__Excerpts from an interface dataset__:
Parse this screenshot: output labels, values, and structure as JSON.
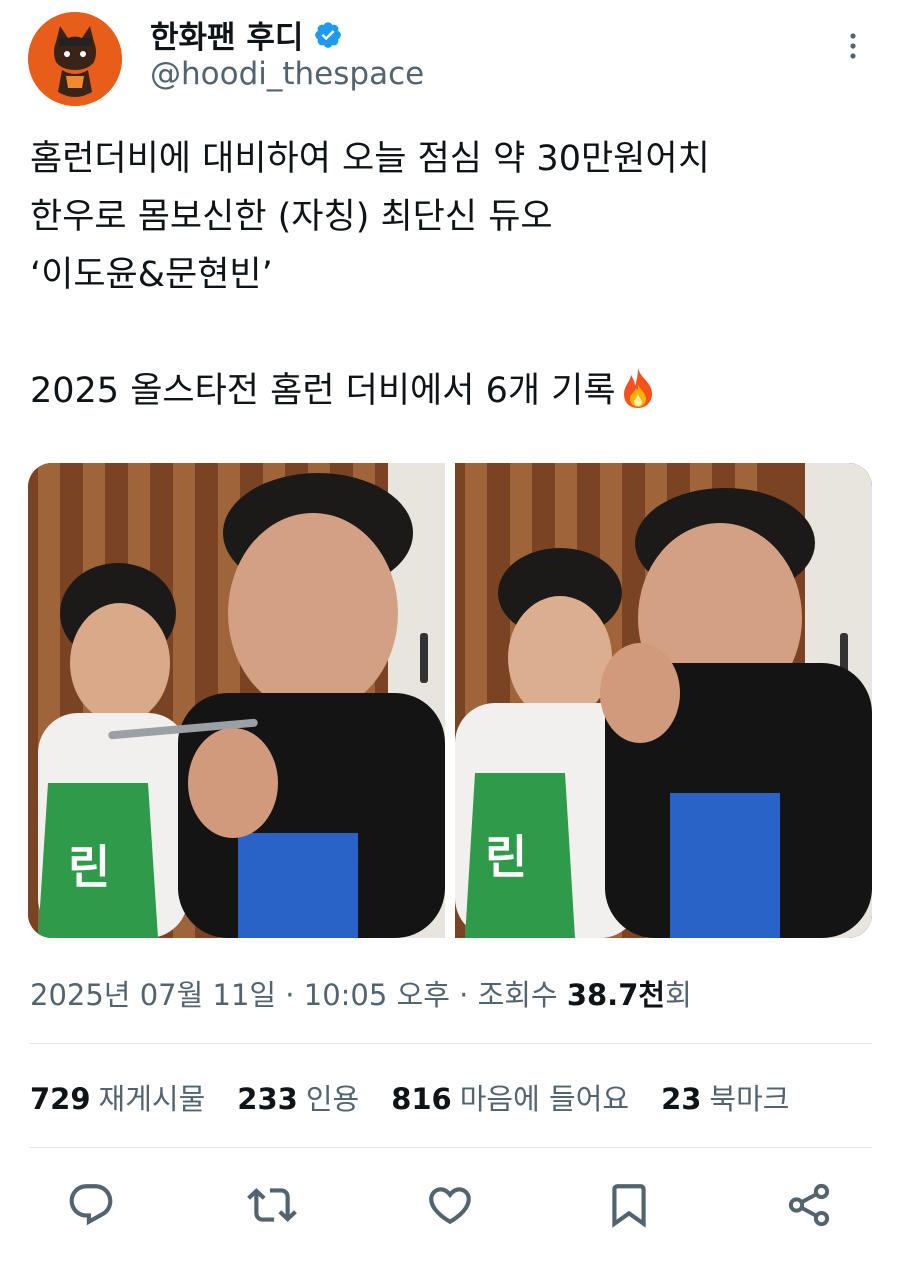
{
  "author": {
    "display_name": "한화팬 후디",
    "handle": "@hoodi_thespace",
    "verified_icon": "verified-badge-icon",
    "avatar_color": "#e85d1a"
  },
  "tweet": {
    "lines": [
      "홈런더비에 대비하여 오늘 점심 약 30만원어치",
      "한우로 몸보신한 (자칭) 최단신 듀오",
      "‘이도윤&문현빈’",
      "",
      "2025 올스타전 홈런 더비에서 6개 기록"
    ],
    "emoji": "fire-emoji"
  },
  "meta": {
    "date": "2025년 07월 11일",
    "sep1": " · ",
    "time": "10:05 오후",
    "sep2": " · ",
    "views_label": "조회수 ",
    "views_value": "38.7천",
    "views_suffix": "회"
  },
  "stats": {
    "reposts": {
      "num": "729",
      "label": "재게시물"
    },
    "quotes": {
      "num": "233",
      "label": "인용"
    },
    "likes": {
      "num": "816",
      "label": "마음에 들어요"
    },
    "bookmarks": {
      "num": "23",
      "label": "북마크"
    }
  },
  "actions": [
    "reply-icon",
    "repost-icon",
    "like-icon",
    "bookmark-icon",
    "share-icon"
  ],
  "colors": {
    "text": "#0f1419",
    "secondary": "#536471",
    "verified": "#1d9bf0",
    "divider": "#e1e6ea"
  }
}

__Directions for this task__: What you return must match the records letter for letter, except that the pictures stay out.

__Exercise output__:
Parse this screenshot: output labels, values, and structure as JSON.
{
  "author": {
    "display_name": "한화팬 후디",
    "handle": "@hoodi_thespace",
    "verified_icon": "verified-badge-icon",
    "avatar_color": "#e85d1a"
  },
  "tweet": {
    "lines": [
      "홈런더비에 대비하여 오늘 점심 약 30만원어치",
      "한우로 몸보신한 (자칭) 최단신 듀오",
      "‘이도윤&문현빈’",
      "",
      "2025 올스타전 홈런 더비에서 6개 기록"
    ],
    "emoji": "fire-emoji"
  },
  "meta": {
    "date": "2025년 07월 11일",
    "sep1": " · ",
    "time": "10:05 오후",
    "sep2": " · ",
    "views_label": "조회수 ",
    "views_value": "38.7천",
    "views_suffix": "회"
  },
  "stats": {
    "reposts": {
      "num": "729",
      "label": "재게시물"
    },
    "quotes": {
      "num": "233",
      "label": "인용"
    },
    "likes": {
      "num": "816",
      "label": "마음에 들어요"
    },
    "bookmarks": {
      "num": "23",
      "label": "북마크"
    }
  },
  "actions": [
    "reply-icon",
    "repost-icon",
    "like-icon",
    "bookmark-icon",
    "share-icon"
  ],
  "colors": {
    "text": "#0f1419",
    "secondary": "#536471",
    "verified": "#1d9bf0",
    "divider": "#e1e6ea"
  }
}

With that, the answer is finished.